*PROBLEM:*
For the records that follow, give the number of lines in which the word "JSON" occurs, with nothing added.

*DATA EXCERPTS:*

_ _ _ _ _ _ _

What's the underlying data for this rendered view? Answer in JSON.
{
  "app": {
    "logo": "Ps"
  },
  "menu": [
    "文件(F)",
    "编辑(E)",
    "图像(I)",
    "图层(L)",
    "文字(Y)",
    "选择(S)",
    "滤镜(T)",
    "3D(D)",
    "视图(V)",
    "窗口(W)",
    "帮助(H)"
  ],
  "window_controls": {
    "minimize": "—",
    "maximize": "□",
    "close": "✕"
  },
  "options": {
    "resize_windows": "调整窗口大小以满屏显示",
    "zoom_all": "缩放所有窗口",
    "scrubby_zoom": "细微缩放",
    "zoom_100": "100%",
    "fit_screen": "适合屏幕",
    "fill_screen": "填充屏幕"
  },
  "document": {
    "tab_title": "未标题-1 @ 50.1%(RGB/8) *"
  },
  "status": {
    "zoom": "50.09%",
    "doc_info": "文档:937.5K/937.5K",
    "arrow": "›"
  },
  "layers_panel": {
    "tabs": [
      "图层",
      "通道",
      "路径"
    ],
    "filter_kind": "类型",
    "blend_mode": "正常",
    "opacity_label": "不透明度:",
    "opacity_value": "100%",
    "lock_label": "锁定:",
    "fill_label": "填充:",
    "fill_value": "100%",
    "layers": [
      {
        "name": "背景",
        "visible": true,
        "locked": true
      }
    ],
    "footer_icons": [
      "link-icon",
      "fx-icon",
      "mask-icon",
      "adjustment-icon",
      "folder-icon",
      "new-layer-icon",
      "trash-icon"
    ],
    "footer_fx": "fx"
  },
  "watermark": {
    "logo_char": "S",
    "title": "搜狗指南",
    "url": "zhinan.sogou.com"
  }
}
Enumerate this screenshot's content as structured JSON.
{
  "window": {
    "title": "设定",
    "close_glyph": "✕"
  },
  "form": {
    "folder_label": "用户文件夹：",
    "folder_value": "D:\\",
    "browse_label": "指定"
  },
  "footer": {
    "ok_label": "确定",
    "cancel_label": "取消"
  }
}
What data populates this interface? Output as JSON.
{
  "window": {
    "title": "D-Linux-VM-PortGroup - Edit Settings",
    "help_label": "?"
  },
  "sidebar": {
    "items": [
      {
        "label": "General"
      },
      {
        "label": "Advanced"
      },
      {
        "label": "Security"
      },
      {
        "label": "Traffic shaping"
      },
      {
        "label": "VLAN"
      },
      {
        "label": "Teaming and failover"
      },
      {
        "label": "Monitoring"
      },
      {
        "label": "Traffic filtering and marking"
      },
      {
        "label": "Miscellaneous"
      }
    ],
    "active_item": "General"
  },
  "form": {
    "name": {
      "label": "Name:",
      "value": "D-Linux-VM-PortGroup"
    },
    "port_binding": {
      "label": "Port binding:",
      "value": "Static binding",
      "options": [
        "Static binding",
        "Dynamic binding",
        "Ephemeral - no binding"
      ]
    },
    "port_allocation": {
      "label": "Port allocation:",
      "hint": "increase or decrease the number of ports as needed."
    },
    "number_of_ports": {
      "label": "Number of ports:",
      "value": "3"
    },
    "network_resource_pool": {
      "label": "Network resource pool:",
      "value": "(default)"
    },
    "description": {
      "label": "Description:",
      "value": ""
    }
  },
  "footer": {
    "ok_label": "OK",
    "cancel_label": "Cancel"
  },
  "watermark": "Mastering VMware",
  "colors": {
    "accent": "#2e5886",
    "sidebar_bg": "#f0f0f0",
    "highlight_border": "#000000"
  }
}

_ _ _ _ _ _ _

*SOLUTION:*
3